There was only one lorry for the entire battalion. We had to march everywhere. 10, 20 mile marches were nothing to us. And then a day’s work at the end of it defending the coast, harrying a Company in Defence at dawn. They were great fun. I hadn’t hit my 21st birthday yet and by god we were fit.
It was very serious training. We spent days on the ranges. I was an expert on the Lewis Light Machine Gun. Our standard rifle was the Lee–Enfield bolt-action .303” and we had the Ordnance ML 3” mortar. The ML 3” mortar is a conventional Stokestype mortar which was muzzle-loaded and drop-fired.
Later we received the Bren machine gun, the Czechoslovak ZGB 33 version to be precise, and the Brandt mle 27/31 mortar from France. As we were pre-war men the entire battalion was dressed in the German styled Vickers helmet and heather green high collared tunic. We were fierce looking individuals.
One day in early November I reported to the commanding officer. “You and your platoon are to report to Mallin Head, Co. Donegal’. There was a radio station and observation post up there which had to be guarded and the observation post manned. It was bitterly cold. I got out expecting to see billets. All there was eight man tents. We relieved the unit there and our job was to keep out intruders. At that time our biggest fear was the IRA (Irish Republican Army). They were active at the time. The radio station and the observation post were a vital strategic location as they covered a huge part of the north-west Atlantic. The reports emanating from that post throughout the war were vital to the Irish and the Allied war effort.
We monitored movements of aircraft, submarines and shipping and gathered all the respective information. It was cold and the food was not the best. I could think of better places to be. After a month, we thought we were going back to Galway. No. we got a call. “You and your platoon are to report to Drumsna in Co. Leitrim in two days’ time”.
Drumsna was a strategic bridge over the River Shannon connecting Ireland with Northern Ireland. At Drumsna anyone that was crossing the bridge was stopped, searched and questioned. As the officer, I’d have to ask all the questions. Where are you coming from? where are you going? what will you be doing there? Nothing could pass Drumsna bridge without my say so.
As well as checking any IRA activities we were also getting information on the British activities in the North. Bitter cold, tents, not exactly four-star standard. After about three weeks we were ordered back to barracks for respite.
Back in barracks in the second week in December we had a cushy time. Lovely nice food and warm beds. Christmas was on the cards and we thought we might get a break and finally get to go home and see the family.

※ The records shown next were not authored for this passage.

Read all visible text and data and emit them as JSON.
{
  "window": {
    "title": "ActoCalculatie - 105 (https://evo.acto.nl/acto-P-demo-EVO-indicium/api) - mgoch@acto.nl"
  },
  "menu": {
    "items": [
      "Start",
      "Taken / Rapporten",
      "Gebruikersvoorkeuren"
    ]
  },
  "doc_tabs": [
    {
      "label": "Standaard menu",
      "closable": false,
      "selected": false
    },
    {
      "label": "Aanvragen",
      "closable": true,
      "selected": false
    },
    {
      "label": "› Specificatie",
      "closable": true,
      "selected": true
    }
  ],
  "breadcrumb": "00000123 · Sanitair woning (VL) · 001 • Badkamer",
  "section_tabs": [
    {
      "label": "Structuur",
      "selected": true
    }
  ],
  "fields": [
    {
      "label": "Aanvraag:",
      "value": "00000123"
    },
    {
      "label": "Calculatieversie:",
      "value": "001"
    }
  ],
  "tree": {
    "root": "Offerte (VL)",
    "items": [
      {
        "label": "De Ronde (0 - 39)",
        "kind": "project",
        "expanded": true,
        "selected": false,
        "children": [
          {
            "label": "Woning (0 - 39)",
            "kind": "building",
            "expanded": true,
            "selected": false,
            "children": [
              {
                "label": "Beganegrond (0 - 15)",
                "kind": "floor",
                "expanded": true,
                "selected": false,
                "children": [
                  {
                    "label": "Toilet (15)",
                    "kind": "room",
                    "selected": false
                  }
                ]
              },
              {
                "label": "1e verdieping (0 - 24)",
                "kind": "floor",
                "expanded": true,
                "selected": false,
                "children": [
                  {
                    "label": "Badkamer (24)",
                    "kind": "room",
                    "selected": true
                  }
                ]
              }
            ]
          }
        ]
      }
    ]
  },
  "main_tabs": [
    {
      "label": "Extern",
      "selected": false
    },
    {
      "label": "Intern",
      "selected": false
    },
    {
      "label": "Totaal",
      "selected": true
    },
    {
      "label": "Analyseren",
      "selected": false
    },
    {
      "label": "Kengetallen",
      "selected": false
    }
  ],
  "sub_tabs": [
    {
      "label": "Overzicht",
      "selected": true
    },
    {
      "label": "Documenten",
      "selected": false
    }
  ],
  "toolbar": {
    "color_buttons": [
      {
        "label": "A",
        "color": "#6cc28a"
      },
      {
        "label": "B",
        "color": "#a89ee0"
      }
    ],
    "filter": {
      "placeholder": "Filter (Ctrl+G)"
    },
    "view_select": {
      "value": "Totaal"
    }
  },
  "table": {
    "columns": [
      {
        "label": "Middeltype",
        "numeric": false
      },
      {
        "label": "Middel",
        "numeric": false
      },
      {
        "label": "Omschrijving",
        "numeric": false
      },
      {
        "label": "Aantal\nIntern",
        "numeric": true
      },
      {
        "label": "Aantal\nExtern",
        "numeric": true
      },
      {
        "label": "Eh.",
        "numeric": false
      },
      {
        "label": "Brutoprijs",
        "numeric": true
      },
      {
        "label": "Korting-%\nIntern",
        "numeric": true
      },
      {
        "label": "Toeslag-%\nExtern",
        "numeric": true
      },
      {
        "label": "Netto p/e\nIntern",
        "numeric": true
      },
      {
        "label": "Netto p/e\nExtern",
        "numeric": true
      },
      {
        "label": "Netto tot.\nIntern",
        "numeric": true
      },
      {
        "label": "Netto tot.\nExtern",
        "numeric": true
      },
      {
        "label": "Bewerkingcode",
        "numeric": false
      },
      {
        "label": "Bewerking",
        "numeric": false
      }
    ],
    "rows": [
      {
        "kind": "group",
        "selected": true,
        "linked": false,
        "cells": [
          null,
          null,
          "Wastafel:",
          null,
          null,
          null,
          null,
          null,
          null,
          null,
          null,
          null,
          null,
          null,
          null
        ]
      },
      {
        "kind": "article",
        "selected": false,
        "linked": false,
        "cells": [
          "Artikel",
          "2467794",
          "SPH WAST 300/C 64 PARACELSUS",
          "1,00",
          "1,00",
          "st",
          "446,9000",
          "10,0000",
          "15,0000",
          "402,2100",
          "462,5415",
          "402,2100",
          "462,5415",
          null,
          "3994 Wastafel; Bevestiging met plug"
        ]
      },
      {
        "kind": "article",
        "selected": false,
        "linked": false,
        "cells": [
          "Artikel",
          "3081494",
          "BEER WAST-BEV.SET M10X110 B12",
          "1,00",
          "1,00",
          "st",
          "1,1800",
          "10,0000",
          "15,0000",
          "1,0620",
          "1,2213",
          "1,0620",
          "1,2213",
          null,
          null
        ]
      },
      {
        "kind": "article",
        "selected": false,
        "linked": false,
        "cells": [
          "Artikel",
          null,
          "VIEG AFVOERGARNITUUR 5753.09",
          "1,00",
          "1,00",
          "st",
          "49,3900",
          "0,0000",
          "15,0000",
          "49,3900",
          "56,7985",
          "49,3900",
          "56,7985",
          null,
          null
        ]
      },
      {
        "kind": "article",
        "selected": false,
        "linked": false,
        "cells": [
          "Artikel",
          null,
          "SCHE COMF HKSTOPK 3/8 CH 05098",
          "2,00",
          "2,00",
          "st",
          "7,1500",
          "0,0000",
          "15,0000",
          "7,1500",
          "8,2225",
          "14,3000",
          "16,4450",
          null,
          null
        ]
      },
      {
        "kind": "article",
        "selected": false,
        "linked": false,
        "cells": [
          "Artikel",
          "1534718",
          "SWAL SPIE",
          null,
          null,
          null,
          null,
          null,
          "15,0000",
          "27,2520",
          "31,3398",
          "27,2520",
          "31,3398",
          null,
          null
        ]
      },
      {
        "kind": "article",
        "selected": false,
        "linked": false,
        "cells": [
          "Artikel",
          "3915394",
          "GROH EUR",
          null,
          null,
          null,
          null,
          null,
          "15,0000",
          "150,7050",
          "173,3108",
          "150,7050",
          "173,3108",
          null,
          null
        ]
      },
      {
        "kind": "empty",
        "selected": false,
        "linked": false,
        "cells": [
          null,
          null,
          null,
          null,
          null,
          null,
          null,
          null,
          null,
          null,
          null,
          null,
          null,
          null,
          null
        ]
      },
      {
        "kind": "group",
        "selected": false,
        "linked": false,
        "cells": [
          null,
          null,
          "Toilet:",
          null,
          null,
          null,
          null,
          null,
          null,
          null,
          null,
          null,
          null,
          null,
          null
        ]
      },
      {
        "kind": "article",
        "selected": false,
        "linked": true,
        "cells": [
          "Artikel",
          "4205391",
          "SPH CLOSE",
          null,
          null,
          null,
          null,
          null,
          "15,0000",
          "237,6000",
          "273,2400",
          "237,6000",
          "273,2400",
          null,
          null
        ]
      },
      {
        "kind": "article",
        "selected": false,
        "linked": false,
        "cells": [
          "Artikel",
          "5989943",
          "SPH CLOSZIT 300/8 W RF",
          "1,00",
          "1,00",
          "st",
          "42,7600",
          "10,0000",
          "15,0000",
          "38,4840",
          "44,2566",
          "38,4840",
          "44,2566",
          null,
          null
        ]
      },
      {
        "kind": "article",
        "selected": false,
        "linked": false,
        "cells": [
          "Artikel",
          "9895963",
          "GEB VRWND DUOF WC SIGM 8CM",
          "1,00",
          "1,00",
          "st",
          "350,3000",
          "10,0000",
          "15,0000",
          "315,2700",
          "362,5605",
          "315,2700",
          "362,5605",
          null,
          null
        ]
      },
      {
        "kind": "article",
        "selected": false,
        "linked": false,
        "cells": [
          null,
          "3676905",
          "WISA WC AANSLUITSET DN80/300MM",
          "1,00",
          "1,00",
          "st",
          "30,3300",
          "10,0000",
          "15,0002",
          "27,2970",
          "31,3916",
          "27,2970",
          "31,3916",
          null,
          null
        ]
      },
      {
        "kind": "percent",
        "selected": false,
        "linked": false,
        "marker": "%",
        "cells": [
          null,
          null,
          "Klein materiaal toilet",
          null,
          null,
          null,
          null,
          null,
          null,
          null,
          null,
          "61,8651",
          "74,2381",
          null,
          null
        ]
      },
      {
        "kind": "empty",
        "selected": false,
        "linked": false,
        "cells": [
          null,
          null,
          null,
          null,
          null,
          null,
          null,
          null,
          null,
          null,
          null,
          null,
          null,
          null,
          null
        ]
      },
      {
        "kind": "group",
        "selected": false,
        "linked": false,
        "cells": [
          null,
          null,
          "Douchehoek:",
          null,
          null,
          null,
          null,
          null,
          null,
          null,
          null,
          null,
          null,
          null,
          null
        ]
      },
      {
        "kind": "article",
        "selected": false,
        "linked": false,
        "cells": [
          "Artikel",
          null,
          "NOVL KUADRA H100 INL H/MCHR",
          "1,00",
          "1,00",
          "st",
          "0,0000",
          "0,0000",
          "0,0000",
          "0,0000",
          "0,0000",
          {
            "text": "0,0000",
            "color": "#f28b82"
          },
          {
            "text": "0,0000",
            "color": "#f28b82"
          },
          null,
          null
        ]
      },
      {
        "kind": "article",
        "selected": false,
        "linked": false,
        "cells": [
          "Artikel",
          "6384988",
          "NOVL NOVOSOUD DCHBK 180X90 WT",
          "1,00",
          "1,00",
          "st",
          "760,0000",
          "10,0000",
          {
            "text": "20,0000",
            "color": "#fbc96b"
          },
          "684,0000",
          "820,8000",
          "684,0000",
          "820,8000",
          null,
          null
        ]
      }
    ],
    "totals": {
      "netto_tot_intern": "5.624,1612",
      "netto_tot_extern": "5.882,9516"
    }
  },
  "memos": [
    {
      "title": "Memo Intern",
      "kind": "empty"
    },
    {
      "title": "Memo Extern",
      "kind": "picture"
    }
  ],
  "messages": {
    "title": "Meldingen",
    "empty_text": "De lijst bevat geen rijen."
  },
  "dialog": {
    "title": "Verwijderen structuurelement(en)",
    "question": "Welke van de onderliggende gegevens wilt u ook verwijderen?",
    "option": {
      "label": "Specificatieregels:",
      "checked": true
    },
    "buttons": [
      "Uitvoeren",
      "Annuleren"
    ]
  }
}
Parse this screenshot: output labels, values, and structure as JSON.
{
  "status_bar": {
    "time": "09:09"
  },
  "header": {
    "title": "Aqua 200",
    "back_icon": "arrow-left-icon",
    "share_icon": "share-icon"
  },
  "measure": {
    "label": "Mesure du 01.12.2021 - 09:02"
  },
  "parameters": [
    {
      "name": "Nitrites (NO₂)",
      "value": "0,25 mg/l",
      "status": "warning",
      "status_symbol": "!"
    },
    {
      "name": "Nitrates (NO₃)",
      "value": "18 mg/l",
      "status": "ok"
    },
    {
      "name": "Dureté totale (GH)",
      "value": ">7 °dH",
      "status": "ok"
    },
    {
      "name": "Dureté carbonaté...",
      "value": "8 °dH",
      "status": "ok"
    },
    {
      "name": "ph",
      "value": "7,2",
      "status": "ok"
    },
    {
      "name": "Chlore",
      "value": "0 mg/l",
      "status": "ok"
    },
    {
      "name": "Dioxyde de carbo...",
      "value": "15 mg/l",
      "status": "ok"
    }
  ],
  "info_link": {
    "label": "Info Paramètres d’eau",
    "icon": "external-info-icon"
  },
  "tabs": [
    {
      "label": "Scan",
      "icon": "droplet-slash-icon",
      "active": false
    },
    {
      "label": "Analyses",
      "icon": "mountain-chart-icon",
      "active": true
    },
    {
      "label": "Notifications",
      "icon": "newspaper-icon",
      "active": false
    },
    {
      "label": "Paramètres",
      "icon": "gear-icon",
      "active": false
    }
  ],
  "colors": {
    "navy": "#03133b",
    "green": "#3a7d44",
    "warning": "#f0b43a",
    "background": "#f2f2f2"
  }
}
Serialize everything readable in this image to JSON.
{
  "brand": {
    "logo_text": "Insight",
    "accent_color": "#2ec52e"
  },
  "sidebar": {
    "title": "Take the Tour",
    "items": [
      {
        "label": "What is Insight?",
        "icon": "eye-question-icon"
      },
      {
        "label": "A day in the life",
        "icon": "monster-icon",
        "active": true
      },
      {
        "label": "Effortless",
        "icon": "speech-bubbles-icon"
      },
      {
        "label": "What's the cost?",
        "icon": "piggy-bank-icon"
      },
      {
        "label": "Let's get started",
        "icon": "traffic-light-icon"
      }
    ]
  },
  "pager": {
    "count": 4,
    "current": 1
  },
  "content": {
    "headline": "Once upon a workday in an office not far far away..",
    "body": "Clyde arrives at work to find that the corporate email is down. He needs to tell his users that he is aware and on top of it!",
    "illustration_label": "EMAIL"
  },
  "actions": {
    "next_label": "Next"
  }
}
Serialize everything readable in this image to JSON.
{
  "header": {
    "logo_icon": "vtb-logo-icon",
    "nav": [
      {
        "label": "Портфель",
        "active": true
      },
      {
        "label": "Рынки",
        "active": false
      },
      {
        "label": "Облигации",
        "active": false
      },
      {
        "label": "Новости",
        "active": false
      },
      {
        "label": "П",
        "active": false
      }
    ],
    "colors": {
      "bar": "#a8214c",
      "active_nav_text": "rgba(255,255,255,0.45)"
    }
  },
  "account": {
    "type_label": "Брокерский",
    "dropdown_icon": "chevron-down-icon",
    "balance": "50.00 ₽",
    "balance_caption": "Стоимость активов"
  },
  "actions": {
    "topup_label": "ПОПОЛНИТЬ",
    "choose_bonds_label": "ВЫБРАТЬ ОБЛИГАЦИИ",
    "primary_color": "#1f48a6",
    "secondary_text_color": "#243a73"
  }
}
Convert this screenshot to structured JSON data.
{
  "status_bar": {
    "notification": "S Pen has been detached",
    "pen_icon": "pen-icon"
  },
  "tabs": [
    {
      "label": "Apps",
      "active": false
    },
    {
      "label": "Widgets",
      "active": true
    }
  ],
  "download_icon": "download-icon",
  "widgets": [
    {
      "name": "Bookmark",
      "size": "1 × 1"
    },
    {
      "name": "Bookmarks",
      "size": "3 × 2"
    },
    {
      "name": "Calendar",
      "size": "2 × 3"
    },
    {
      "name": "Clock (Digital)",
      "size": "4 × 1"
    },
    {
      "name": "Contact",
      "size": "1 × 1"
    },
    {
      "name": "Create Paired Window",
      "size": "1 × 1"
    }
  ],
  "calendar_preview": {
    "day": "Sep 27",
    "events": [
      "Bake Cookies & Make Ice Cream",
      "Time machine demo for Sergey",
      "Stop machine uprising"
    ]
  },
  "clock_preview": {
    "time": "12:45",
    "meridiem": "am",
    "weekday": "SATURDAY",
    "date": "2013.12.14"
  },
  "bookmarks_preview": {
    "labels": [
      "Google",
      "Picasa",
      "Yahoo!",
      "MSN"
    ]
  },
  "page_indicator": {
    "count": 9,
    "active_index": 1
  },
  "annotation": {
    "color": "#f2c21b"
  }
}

Well, the senior officers who were still on peacetime mentality said you, you and you orderly officer Christmas Eve, Christmas Day and St. Stephen’s Day. I was on St. Stephen’s Day. The older officers were off home for the Christmas.
Three young Lieutenants in charge of the barracks. Midnight Christmas Eve, phone call from Command Headquarter Athlone. “Barrack to be placed on lockdown forthwith. No movement. You are to put out patrols internally and externally”. What in the name of god is this all about I asked, “the IRA have raided the Magazine Fort in the Phoenix Park in Dublin, and got away with all our reserve ammunition”.
Everyone was recalled to barracks. Raids were expected all over the country. That was our Christmas 1939.